## What to produce
Find and copy each line of the data that includes "desc".

[Component data from apps and pages]
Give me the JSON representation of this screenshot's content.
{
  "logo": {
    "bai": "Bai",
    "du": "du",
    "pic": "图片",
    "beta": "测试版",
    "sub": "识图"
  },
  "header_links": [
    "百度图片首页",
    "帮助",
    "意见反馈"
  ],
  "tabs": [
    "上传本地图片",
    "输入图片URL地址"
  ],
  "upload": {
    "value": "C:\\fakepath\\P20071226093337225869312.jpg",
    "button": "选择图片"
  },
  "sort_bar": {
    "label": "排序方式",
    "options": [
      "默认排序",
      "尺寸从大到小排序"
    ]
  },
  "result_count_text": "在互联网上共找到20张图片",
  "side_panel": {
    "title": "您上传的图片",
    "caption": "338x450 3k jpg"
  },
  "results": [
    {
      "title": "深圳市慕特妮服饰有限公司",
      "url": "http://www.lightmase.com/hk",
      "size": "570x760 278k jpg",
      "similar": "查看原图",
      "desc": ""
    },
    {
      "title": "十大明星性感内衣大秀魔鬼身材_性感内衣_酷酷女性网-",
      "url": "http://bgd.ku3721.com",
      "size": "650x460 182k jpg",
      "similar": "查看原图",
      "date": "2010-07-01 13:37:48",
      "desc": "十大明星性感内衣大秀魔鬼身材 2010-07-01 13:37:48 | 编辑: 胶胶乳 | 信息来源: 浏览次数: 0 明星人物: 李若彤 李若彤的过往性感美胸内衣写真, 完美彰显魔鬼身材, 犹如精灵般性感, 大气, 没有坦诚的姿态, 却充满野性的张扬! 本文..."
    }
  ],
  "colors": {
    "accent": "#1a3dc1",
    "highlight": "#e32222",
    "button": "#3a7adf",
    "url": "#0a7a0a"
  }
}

## Solution for this task
      "desc": ""
      "desc": "十大明星性感内衣大秀魔鬼身材 2010-07-01 13:37:48 | 编辑: 胶胶乳 | 信息来源: 浏览次数: 0 明星人物: 李若彤 李若彤的过往性感美胸内衣写真, 完美彰显魔鬼身材, 犹如精灵般性感, 大气, 没有坦诚的姿态, 却充满野性的张扬! 本文..."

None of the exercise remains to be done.